Your answer should hold every line of the records below that contains the string "linkedin".

(DATA FOR THIS EXERCISE)

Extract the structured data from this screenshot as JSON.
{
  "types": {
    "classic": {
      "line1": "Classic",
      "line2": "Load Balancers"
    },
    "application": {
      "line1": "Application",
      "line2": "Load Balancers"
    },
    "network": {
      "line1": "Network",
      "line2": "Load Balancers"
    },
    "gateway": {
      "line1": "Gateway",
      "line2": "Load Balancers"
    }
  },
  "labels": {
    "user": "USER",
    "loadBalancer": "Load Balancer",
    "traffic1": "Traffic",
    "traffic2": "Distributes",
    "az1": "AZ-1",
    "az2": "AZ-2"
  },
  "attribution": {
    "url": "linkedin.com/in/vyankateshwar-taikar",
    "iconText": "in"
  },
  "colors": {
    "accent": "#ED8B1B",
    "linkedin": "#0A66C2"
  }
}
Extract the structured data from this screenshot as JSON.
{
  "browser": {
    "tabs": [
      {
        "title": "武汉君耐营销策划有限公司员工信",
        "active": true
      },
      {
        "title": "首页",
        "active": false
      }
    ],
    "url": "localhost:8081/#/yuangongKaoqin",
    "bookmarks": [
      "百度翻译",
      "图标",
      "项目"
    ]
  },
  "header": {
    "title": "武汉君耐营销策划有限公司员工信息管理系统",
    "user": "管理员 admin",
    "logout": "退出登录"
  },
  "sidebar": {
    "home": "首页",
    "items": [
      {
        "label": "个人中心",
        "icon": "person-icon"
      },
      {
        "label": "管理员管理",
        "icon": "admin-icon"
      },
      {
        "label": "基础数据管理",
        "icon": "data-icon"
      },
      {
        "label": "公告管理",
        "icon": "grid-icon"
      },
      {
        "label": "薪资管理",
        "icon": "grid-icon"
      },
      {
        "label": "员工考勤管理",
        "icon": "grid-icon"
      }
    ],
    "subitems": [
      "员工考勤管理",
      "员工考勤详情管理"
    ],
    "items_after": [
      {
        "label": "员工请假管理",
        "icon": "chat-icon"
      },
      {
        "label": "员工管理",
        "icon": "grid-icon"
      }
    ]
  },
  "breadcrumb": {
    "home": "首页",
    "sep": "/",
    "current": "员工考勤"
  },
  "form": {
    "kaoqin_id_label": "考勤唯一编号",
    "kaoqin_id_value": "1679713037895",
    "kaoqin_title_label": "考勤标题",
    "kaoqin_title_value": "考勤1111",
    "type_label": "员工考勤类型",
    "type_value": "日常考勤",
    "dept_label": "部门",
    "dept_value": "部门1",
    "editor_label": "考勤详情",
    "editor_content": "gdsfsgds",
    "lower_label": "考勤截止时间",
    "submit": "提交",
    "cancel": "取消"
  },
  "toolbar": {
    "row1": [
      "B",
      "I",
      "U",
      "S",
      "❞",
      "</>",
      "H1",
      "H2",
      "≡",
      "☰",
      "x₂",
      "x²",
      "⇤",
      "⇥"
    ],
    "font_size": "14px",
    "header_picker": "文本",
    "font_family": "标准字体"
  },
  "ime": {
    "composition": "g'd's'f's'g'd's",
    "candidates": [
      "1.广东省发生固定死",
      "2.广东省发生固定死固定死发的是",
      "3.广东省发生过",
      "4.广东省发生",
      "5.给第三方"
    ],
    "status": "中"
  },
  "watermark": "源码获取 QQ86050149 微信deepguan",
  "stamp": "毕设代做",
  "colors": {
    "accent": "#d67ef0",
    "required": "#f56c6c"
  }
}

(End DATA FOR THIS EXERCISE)

> [THE ANSWER]
    "url": "linkedin.com/in/vyankateshwar-taikar",
    "linkedin": "#0A66C2"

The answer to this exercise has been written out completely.